How to deal with planned (and unexpected) site down time

31 Jan

What happens if Google indexes your website when it is down for maintenance?
I recently conducted a SEO audit on a site and noticed that an error page had been indexed in place of the home page. I found this while logging into Google Webmaster Tools when I noticed the wrong page in preview within dashboards. They had under gone essential maintenance over the previous weekend and the site was down for approximately 20 minutes.

Digging into the problem, I checked Google’s cache of the home page. A maintenance page had been indexed; this meant that one of the most powerful pages on the website was not visible for organic search from the largest source of traffic for the website. To check it for your self, type cache: and the website address along with the page you are looking at into the Google search bar i.e. (

Rectifying the problem (Quick fix)

In Google Webmaster Tools, you can call a Googlebot back to the site to re-index a page. Click Diagnostic, Fetch Googlebot, and enter the url that you want to check what Google is seeing on the url that you are investigating. Wait just a few seconds (normally), and you’ll notice the page is picked up by a Googlebot. You can verify that Google has indexed the correct page. You have the option on add the page to the Google Index (Click Submit to Index). Then wait for the page to re-appear in the Google search results. Keep checking the cache of the page until the page you want to see appears.

503 Service unavailable (Long-term fix)

To prevent Google from indexing your site while it’s down for maintenance, you need to change your maintenance page to include a 503 server response. A 503 error means Service unavailable. When Google see a 503 server response it will read it as a de-facto “Come back later” response.

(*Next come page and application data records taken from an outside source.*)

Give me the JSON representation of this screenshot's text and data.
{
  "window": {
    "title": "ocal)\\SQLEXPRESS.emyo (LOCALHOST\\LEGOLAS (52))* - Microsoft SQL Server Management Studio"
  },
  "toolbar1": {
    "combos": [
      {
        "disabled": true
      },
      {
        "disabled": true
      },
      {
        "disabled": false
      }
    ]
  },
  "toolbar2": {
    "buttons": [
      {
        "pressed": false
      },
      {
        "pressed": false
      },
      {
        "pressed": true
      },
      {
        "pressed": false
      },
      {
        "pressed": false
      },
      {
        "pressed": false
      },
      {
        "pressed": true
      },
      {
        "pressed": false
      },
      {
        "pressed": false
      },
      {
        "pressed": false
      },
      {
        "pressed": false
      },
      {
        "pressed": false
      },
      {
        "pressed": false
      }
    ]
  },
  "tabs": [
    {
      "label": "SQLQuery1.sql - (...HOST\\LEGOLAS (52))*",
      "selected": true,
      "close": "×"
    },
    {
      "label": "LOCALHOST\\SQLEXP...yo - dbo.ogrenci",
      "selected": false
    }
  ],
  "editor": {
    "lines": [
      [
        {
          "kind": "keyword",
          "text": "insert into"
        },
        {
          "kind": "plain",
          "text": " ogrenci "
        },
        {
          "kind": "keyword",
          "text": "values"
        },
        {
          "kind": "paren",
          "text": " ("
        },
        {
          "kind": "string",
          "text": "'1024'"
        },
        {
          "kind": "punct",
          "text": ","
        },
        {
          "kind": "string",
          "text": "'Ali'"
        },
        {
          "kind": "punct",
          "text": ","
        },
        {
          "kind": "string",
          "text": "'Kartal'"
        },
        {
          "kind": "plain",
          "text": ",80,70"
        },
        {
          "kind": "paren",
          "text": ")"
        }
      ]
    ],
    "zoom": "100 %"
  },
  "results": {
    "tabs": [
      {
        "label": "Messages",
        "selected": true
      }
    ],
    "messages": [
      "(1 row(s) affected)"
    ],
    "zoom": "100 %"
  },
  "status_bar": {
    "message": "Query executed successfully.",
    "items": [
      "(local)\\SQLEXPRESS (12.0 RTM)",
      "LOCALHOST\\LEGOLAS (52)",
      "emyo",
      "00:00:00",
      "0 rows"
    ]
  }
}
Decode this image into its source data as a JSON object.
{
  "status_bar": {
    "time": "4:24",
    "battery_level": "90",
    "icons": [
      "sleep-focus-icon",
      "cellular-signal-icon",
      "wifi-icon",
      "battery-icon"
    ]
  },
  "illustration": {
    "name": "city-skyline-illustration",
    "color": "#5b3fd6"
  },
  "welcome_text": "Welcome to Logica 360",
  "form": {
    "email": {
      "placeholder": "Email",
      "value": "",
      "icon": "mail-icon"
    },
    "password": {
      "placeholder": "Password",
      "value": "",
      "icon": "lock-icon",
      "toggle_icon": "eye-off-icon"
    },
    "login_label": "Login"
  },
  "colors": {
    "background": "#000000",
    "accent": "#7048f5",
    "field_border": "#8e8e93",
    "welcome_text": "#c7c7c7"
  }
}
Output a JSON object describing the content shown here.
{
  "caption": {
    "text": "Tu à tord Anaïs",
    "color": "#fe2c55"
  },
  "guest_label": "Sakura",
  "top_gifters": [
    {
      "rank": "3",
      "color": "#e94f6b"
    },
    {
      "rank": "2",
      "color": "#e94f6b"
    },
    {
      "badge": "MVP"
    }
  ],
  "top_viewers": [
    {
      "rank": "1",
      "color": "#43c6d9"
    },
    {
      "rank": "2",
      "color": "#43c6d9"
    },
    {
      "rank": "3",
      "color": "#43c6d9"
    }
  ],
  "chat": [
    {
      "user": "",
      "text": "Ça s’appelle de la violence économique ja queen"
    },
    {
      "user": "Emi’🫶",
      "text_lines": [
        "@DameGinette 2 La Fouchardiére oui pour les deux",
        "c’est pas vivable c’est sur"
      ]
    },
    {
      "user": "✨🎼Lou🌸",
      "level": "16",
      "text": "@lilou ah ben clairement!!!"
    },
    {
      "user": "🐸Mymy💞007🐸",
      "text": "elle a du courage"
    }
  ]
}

We also looked at setting up a ‘307 Temporary Redirect’, but after a lot of investigation agreed that a 503 Service unavailable was a better solution. After a bit of investigating, we were concerned that creating a 307 response could lead to a Googlebot indexed the error message, and then also continue to crawl the original URL when the website was back up. This would not take us any further forward than the original problem, a ranking hiccough.

Re-try after

Setting up a 503 Service unavailable response you can also include re-try after header indicating then you expect the site to be back after the maintenance. This is a best practice way of explaining that your site is down for maintenance, and you can still explain the error for visitors in that period. Under most instances, Googlebot will not index your error page, and will come back looking for updates some time after the date specified in the ‘Return-After’ header indicated.

Add the copy that you want to tell your visitors that you site is down temporally for maintenance. Then include the re-try after response as an integer number of seconds (in decimal) after the time of the response.

Retry-After = “Retry-After” “:” ( HTTP-date | delta-seconds )
Two examples of its use are
Retry-After: Fri, 31 Dec 1999 23:59:59 GMT
Retry-After: 120
In our example, the delay is 2 minutes.

For more info, check out Google Webmaster blog.

So you don’t need to shout “Help my site was down and Google indexed it”, you just need to prepare for it and create a maintenance page with a 503 server response.

Comments are closed.